> [Data records for software interfaces]
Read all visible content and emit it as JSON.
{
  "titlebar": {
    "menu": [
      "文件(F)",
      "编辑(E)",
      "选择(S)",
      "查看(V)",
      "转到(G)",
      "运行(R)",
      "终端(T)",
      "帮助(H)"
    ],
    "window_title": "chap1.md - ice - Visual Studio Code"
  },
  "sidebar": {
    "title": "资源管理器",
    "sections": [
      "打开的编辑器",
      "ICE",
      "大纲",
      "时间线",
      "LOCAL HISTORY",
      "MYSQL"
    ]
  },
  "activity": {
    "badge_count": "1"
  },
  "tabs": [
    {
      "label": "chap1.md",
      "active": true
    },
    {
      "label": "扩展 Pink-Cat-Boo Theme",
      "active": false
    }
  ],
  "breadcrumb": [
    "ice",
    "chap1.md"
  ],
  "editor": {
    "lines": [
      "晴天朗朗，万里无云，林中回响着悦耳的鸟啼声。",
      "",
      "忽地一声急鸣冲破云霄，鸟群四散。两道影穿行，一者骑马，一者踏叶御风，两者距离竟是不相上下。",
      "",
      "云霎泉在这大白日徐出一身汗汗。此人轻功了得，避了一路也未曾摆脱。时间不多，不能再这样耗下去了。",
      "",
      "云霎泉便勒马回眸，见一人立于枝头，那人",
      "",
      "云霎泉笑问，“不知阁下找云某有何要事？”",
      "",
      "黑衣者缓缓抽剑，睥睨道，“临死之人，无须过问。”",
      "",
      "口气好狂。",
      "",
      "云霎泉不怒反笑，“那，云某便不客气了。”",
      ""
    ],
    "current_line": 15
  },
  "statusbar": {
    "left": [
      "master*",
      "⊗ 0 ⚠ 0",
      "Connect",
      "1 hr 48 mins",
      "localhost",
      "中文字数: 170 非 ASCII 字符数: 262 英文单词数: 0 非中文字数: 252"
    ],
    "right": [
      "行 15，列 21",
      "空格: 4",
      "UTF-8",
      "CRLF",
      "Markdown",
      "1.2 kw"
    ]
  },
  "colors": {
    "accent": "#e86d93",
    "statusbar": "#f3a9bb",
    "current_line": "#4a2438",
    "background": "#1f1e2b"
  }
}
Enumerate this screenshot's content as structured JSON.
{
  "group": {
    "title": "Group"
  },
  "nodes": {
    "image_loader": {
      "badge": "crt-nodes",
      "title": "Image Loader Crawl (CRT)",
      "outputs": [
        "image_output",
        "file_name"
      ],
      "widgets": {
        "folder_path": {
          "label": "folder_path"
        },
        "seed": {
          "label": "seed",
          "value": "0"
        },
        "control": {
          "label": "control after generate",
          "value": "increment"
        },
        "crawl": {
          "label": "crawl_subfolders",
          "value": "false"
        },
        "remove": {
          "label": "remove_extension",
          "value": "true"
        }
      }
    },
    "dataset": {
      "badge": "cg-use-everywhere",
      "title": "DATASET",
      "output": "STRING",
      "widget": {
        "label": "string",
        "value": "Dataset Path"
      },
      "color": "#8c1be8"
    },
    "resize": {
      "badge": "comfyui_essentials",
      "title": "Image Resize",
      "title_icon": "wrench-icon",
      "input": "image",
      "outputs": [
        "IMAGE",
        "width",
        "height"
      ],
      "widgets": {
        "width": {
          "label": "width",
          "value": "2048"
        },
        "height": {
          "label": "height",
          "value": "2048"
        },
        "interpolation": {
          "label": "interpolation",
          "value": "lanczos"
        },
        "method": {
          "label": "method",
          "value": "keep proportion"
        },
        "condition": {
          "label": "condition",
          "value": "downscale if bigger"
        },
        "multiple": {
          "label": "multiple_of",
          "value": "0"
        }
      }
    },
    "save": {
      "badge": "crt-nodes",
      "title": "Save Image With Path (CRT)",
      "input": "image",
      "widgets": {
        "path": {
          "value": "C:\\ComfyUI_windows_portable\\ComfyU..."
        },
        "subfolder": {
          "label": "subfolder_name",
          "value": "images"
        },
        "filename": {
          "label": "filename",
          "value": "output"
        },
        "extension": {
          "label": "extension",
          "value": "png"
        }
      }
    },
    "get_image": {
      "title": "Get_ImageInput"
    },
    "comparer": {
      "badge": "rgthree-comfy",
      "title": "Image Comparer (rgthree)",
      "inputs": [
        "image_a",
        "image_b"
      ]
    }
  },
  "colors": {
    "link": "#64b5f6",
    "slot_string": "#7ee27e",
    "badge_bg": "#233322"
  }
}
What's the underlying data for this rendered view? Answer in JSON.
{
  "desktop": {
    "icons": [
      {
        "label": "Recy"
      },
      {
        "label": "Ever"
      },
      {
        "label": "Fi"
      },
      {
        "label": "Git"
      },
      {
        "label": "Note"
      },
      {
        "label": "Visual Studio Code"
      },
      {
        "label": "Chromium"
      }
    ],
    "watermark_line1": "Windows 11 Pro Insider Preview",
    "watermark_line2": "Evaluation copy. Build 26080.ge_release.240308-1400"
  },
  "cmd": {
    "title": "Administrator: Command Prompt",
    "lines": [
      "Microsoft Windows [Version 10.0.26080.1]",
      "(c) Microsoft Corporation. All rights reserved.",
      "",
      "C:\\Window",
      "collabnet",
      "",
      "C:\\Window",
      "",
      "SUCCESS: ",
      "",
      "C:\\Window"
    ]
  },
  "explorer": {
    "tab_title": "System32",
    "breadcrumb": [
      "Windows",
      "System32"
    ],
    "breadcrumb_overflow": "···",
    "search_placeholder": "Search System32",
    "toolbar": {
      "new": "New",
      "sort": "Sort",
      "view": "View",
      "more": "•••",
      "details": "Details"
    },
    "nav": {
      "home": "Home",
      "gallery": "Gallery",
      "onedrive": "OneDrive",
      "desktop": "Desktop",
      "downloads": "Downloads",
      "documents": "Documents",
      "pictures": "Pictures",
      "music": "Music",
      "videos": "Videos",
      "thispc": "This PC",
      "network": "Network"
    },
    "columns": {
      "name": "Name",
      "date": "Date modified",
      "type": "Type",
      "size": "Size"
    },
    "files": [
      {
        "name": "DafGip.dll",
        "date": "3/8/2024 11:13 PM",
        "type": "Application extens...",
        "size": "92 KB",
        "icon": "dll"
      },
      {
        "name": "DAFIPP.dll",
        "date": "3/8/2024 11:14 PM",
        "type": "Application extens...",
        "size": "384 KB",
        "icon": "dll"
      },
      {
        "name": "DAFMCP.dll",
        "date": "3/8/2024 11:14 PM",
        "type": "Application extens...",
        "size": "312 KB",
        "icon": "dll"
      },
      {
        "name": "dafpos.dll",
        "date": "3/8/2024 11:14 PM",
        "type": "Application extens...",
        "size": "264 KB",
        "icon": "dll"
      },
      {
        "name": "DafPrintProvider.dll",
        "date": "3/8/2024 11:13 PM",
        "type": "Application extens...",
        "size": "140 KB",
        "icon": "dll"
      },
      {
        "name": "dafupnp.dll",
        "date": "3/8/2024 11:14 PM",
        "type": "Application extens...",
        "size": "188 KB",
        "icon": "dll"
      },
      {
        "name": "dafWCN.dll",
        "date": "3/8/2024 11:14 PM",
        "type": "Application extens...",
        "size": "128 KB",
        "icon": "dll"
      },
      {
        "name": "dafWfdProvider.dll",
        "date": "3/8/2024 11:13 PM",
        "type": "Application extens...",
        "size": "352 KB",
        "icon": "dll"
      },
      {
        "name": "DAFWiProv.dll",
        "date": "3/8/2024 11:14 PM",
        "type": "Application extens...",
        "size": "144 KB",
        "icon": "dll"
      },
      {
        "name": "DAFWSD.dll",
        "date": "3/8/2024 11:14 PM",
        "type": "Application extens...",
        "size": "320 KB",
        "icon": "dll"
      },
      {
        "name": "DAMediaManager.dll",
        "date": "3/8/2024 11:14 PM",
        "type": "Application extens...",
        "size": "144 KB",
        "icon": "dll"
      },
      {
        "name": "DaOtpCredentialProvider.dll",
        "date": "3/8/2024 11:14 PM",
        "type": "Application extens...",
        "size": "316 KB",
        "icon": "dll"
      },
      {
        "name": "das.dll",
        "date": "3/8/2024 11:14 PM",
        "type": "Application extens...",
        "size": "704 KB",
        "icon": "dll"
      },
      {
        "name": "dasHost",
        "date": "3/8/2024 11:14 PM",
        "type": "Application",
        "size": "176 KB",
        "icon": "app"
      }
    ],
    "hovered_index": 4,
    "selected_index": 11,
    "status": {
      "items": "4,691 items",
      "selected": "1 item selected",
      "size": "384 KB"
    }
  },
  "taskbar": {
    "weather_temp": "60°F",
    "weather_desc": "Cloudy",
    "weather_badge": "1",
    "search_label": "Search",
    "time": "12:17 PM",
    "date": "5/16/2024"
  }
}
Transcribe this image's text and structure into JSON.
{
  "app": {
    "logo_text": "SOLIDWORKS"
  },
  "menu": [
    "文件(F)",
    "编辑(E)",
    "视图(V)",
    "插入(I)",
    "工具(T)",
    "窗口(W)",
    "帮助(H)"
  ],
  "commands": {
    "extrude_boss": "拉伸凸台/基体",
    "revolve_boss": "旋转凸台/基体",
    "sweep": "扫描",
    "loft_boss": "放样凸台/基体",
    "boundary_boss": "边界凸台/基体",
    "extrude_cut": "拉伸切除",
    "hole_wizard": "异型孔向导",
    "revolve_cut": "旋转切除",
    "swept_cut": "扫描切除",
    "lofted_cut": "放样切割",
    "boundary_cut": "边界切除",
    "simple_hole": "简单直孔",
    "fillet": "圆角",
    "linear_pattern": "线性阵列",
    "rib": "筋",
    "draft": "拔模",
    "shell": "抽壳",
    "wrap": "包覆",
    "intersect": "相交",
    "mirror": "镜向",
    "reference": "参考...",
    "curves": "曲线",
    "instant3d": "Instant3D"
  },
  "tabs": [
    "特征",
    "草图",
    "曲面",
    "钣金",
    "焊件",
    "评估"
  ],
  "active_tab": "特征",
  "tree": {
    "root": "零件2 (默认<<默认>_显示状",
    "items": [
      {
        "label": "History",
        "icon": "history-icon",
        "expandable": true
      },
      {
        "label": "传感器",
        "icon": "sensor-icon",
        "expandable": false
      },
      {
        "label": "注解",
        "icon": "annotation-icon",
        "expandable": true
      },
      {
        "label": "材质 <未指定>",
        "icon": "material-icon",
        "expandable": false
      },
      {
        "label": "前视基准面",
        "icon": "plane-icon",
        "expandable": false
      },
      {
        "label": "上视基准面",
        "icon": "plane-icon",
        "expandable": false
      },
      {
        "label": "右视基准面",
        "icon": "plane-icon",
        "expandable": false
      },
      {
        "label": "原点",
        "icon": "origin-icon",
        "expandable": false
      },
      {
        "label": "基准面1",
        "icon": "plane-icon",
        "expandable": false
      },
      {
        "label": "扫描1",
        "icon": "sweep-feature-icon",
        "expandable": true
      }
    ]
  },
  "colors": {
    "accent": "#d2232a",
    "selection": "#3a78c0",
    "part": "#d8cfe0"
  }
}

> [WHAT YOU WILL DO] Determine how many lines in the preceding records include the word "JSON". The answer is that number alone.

> [SOLUTION TO THIS PROBLEM] 4